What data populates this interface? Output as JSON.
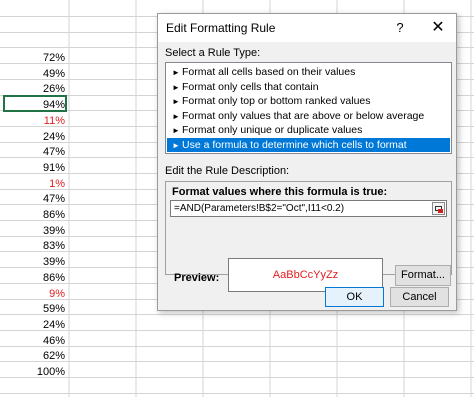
{
  "spreadsheet": {
    "cells": [
      {
        "value": "72%",
        "color": "#000000"
      },
      {
        "value": "49%",
        "color": "#000000"
      },
      {
        "value": "26%",
        "color": "#000000"
      },
      {
        "value": "94%",
        "color": "#000000"
      },
      {
        "value": "11%",
        "color": "#e02020"
      },
      {
        "value": "24%",
        "color": "#000000"
      },
      {
        "value": "47%",
        "color": "#000000"
      },
      {
        "value": "91%",
        "color": "#000000"
      },
      {
        "value": "1%",
        "color": "#e02020"
      },
      {
        "value": "47%",
        "color": "#000000"
      },
      {
        "value": "86%",
        "color": "#000000"
      },
      {
        "value": "39%",
        "color": "#000000"
      },
      {
        "value": "83%",
        "color": "#000000"
      },
      {
        "value": "39%",
        "color": "#000000"
      },
      {
        "value": "86%",
        "color": "#000000"
      },
      {
        "value": "9%",
        "color": "#e02020"
      },
      {
        "value": "59%",
        "color": "#000000"
      },
      {
        "value": "24%",
        "color": "#000000"
      },
      {
        "value": "46%",
        "color": "#000000"
      },
      {
        "value": "62%",
        "color": "#000000"
      },
      {
        "value": "100%",
        "color": "#000000"
      }
    ]
  },
  "dialog": {
    "title": "Edit Formatting Rule",
    "help": "?",
    "close": "✕",
    "rule_type_label": "Select a Rule Type:",
    "rule_types": [
      "Format all cells based on their values",
      "Format only cells that contain",
      "Format only top or bottom ranked values",
      "Format only values that are above or below average",
      "Format only unique or duplicate values",
      "Use a formula to determine which cells to format"
    ],
    "selected_rule_index": 5,
    "description_label": "Edit the Rule Description:",
    "formula_label": "Format values where this formula is true:",
    "formula_value": "=AND(Parameters!B$2=\"Oct\",I11<0.2)",
    "preview_label": "Preview:",
    "preview_text": "AaBbCcYyZz",
    "format_button": "Format...",
    "ok_button": "OK",
    "cancel_button": "Cancel"
  },
  "colors": {
    "accent": "#0078d7",
    "preview_text": "#e02020",
    "selection_border": "#217346"
  }
}
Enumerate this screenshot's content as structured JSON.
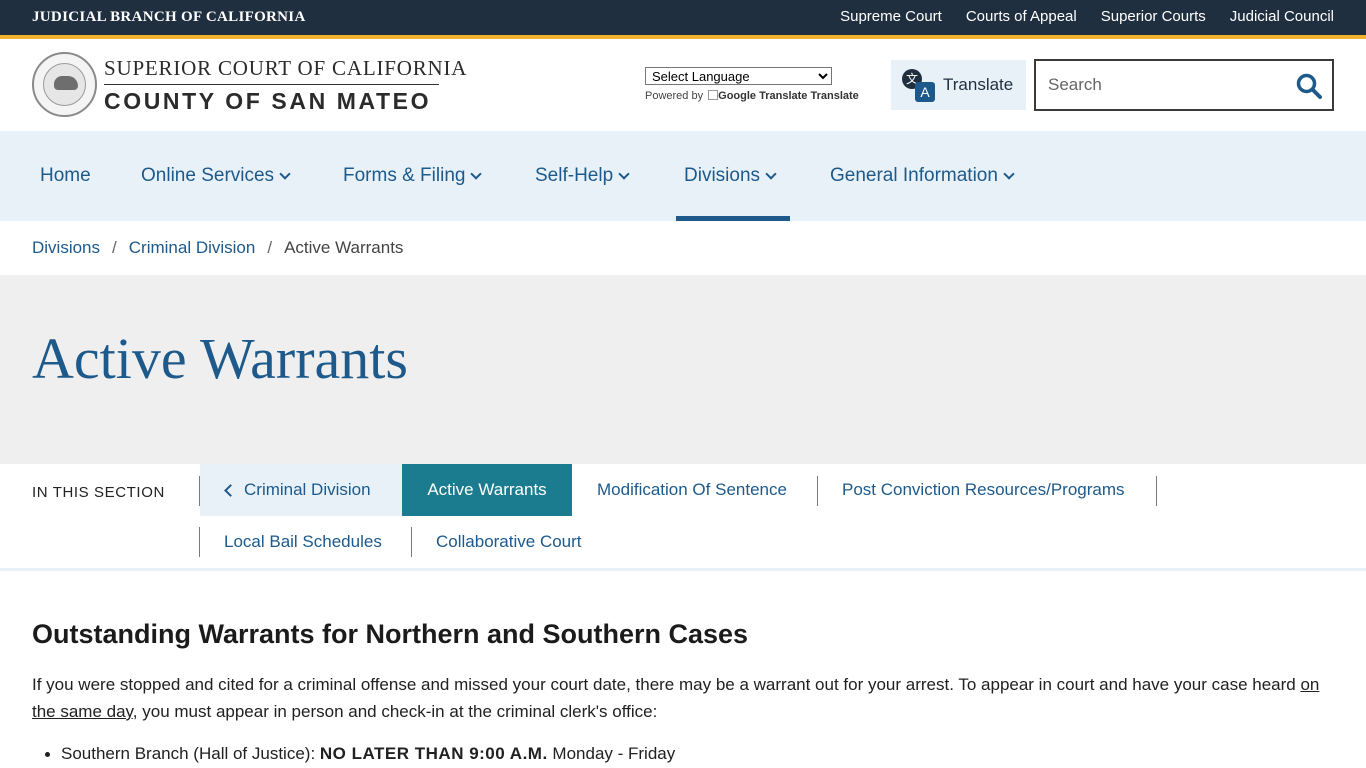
{
  "topbar": {
    "title": "JUDICIAL BRANCH OF CALIFORNIA",
    "links": [
      "Supreme Court",
      "Courts of Appeal",
      "Superior Courts",
      "Judicial Council"
    ]
  },
  "colors": {
    "topbar_bg": "#1f2f3f",
    "accent_gold": "#f2b12c",
    "brand_blue": "#1d5a8b",
    "nav_bg": "#e8f1f8",
    "active_tab": "#1b7c8f",
    "hero_bg": "#efefef"
  },
  "header": {
    "logo_line1": "SUPERIOR COURT OF CALIFORNIA",
    "logo_line2": "COUNTY OF SAN MATEO",
    "language_select": "Select Language",
    "powered_by": "Powered by",
    "google_translate": "Google Translate",
    "translate_word": "Translate",
    "translate_button": "Translate",
    "translate_icon": "translate-icon",
    "search_placeholder": "Search",
    "search_icon": "search-icon"
  },
  "nav": {
    "items": [
      {
        "label": "Home",
        "has_dropdown": false
      },
      {
        "label": "Online Services",
        "has_dropdown": true
      },
      {
        "label": "Forms & Filing",
        "has_dropdown": true
      },
      {
        "label": "Self-Help",
        "has_dropdown": true
      },
      {
        "label": "Divisions",
        "has_dropdown": true,
        "active": true
      },
      {
        "label": "General Information",
        "has_dropdown": true
      }
    ]
  },
  "breadcrumb": {
    "items": [
      "Divisions",
      "Criminal Division"
    ],
    "current": "Active Warrants",
    "separator": "/"
  },
  "page": {
    "title": "Active Warrants"
  },
  "in_this_section": {
    "label": "IN THIS SECTION",
    "back": "Criminal Division",
    "items": [
      {
        "label": "Active Warrants",
        "active": true
      },
      {
        "label": "Modification Of Sentence"
      },
      {
        "label": "Post Conviction Resources/Programs"
      },
      {
        "label": "Local Bail Schedules"
      },
      {
        "label": "Collaborative Court"
      }
    ]
  },
  "content": {
    "heading": "Outstanding Warrants for Northern and Southern Cases",
    "paragraph_start": "If you were stopped and cited for a criminal offense and missed your court date, there may be a warrant out for your arrest. To appear in court and have your case heard ",
    "paragraph_underlined": "on the same day",
    "paragraph_end": ", you must appear in person and check-in at the criminal clerk's office:",
    "list": [
      {
        "prefix": "Southern Branch (Hall of Justice): ",
        "bold": "NO LATER THAN 9:00 A.M.",
        "suffix": " Monday - Friday"
      }
    ]
  }
}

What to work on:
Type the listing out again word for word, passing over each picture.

Task output:
What data populates this interface? Output as JSON.
{
  "spreadsheet": {
    "cells": [
      {
        "value": "72%",
        "color": "#000000"
      },
      {
        "value": "49%",
        "color": "#000000"
      },
      {
        "value": "26%",
        "color": "#000000"
      },
      {
        "value": "94%",
        "color": "#000000"
      },
      {
        "value": "11%",
        "color": "#e02020"
      },
      {
        "value": "24%",
        "color": "#000000"
      },
      {
        "value": "47%",
        "color": "#000000"
      },
      {
        "value": "91%",
        "color": "#000000"
      },
      {
        "value": "1%",
        "color": "#e02020"
      },
      {
        "value": "47%",
        "color": "#000000"
      },
      {
        "value": "86%",
        "color": "#000000"
      },
      {
        "value": "39%",
        "color": "#000000"
      },
      {
        "value": "83%",
        "color": "#000000"
      },
      {
        "value": "39%",
        "color": "#000000"
      },
      {
        "value": "86%",
        "color": "#000000"
      },
      {
        "value": "9%",
        "color": "#e02020"
      },
      {
        "value": "59%",
        "color": "#000000"
      },
      {
        "value": "24%",
        "color": "#000000"
      },
      {
        "value": "46%",
        "color": "#000000"
      },
      {
        "value": "62%",
        "color": "#000000"
      },
      {
        "value": "100%",
        "color": "#000000"
      }
    ]
  },
  "dialog": {
    "title": "Edit Formatting Rule",
    "help": "?",
    "close": "✕",
    "rule_type_label": "Select a Rule Type:",
    "rule_types": [
      "Format all cells based on their values",
      "Format only cells that contain",
      "Format only top or bottom ranked values",
      "Format only values that are above or below average",
      "Format only unique or duplicate values",
      "Use a formula to determine which cells to format"
    ],
    "selected_rule_index": 5,
    "description_label": "Edit the Rule Description:",
    "formula_label": "Format values where this formula is true:",
    "formula_value": "=AND(Parameters!B$2=\"Oct\",I11<0.2)",
    "preview_label": "Preview:",
    "preview_text": "AaBbCcYyZz",
    "format_button": "Format...",
    "ok_button": "OK",
    "cancel_button": "Cancel"
  },
  "colors": {
    "accent": "#0078d7",
    "preview_text": "#e02020",
    "selection_border": "#217346"
  }
}
Enumerate this screenshot's content as structured JSON.
{
  "topbar": {
    "title": "JUDICIAL BRANCH OF CALIFORNIA",
    "links": [
      "Supreme Court",
      "Courts of Appeal",
      "Superior Courts",
      "Judicial Council"
    ]
  },
  "colors": {
    "topbar_bg": "#1f2f3f",
    "accent_gold": "#f2b12c",
    "brand_blue": "#1d5a8b",
    "nav_bg": "#e8f1f8",
    "active_tab": "#1b7c8f",
    "hero_bg": "#efefef"
  },
  "header": {
    "logo_line1": "SUPERIOR COURT OF CALIFORNIA",
    "logo_line2": "COUNTY OF SAN MATEO",
    "language_select": "Select Language",
    "powered_by": "Powered by",
    "google_translate": "Google Translate",
    "translate_word": "Translate",
    "translate_button": "Translate",
    "translate_icon": "translate-icon",
    "search_placeholder": "Search",
    "search_icon": "search-icon"
  },
  "nav": {
    "items": [
      {
        "label": "Home",
        "has_dropdown": false
      },
      {
        "label": "Online Services",
        "has_dropdown": true
      },
      {
        "label": "Forms & Filing",
        "has_dropdown": true
      },
      {
        "label": "Self-Help",
        "has_dropdown": true
      },
      {
        "label": "Divisions",
        "has_dropdown": true,
        "active": true
      },
      {
        "label": "General Information",
        "has_dropdown": true
      }
    ]
  },
  "breadcrumb": {
    "items": [
      "Divisions",
      "Criminal Division"
    ],
    "current": "Active Warrants",
    "separator": "/"
  },
  "page": {
    "title": "Active Warrants"
  },
  "in_this_section": {
    "label": "IN THIS SECTION",
    "back": "Criminal Division",
    "items": [
      {
        "label": "Active Warrants",
        "active": true
      },
      {
        "label": "Modification Of Sentence"
      },
      {
        "label": "Post Conviction Resources/Programs"
      },
      {
        "label": "Local Bail Schedules"
      },
      {
        "label": "Collaborative Court"
      }
    ]
  },
  "content": {
    "heading": "Outstanding Warrants for Northern and Southern Cases",
    "paragraph_start": "If you were stopped and cited for a criminal offense and missed your court date, there may be a warrant out for your arrest. To appear in court and have your case heard ",
    "paragraph_underlined": "on the same day",
    "paragraph_end": ", you must appear in person and check-in at the criminal clerk's office:",
    "list": [
      {
        "prefix": "Southern Branch (Hall of Justice): ",
        "bold": "NO LATER THAN 9:00 A.M.",
        "suffix": " Monday - Friday"
      }
    ]
  }
}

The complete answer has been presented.